◆ INSTRUCTIONS FOR THE TASK
Print the records below exactly, leaving out nothing.
━━ DATASET RECORDS
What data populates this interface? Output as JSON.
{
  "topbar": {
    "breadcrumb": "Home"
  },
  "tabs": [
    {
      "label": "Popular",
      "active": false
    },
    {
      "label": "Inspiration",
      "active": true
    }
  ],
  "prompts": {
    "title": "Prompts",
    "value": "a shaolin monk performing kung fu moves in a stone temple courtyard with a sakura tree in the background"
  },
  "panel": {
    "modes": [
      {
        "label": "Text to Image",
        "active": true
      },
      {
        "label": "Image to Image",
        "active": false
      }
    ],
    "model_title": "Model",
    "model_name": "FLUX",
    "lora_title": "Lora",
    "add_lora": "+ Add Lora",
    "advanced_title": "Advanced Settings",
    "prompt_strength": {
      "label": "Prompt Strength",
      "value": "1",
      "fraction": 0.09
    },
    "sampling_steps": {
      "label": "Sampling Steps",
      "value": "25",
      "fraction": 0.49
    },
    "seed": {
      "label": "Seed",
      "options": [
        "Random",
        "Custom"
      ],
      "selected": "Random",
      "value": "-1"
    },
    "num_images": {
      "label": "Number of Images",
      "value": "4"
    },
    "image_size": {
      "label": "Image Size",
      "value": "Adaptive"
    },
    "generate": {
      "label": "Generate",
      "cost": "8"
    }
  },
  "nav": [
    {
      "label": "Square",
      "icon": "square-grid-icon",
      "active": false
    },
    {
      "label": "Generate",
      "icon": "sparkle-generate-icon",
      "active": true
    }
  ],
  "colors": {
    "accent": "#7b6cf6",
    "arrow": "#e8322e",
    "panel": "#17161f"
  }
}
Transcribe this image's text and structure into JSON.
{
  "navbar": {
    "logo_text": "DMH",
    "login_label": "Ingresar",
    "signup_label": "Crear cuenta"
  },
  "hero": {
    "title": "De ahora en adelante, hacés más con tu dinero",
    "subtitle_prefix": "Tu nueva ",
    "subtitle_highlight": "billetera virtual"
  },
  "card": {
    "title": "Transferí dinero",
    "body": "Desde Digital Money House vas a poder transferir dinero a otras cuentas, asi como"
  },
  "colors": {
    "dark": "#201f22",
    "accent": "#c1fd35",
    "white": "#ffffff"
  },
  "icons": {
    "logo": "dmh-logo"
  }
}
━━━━
◆ SOLUTION FOR THIS EXERCISE
What data populates this interface? Output as JSON.
{
  "topbar": {
    "breadcrumb": "Home"
  },
  "tabs": [
    {
      "label": "Popular",
      "active": false
    },
    {
      "label": "Inspiration",
      "active": true
    }
  ],
  "prompts": {
    "title": "Prompts",
    "value": "a shaolin monk performing kung fu moves in a stone temple courtyard with a sakura tree in the background"
  },
  "panel": {
    "modes": [
      {
        "label": "Text to Image",
        "active": true
      },
      {
        "label": "Image to Image",
        "active": false
      }
    ],
    "model_title": "Model",
    "model_name": "FLUX",
    "lora_title": "Lora",
    "add_lora": "+ Add Lora",
    "advanced_title": "Advanced Settings",
    "prompt_strength": {
      "label": "Prompt Strength",
      "value": "1",
      "fraction": 0.09
    },
    "sampling_steps": {
      "label": "Sampling Steps",
      "value": "25",
      "fraction": 0.49
    },
    "seed": {
      "label": "Seed",
      "options": [
        "Random",
        "Custom"
      ],
      "selected": "Random",
      "value": "-1"
    },
    "num_images": {
      "label": "Number of Images",
      "value": "4"
    },
    "image_size": {
      "label": "Image Size",
      "value": "Adaptive"
    },
    "generate": {
      "label": "Generate",
      "cost": "8"
    }
  },
  "nav": [
    {
      "label": "Square",
      "icon": "square-grid-icon",
      "active": false
    },
    {
      "label": "Generate",
      "icon": "sparkle-generate-icon",
      "active": true
    }
  ],
  "colors": {
    "accent": "#7b6cf6",
    "arrow": "#e8322e",
    "panel": "#17161f"
  }
}
Transcribe this image's text and structure into JSON.
{
  "navbar": {
    "logo_text": "DMH",
    "login_label": "Ingresar",
    "signup_label": "Crear cuenta"
  },
  "hero": {
    "title": "De ahora en adelante, hacés más con tu dinero",
    "subtitle_prefix": "Tu nueva ",
    "subtitle_highlight": "billetera virtual"
  },
  "card": {
    "title": "Transferí dinero",
    "body": "Desde Digital Money House vas a poder transferir dinero a otras cuentas, asi como"
  },
  "colors": {
    "dark": "#201f22",
    "accent": "#c1fd35",
    "white": "#ffffff"
  },
  "icons": {
    "logo": "dmh-logo"
  }
}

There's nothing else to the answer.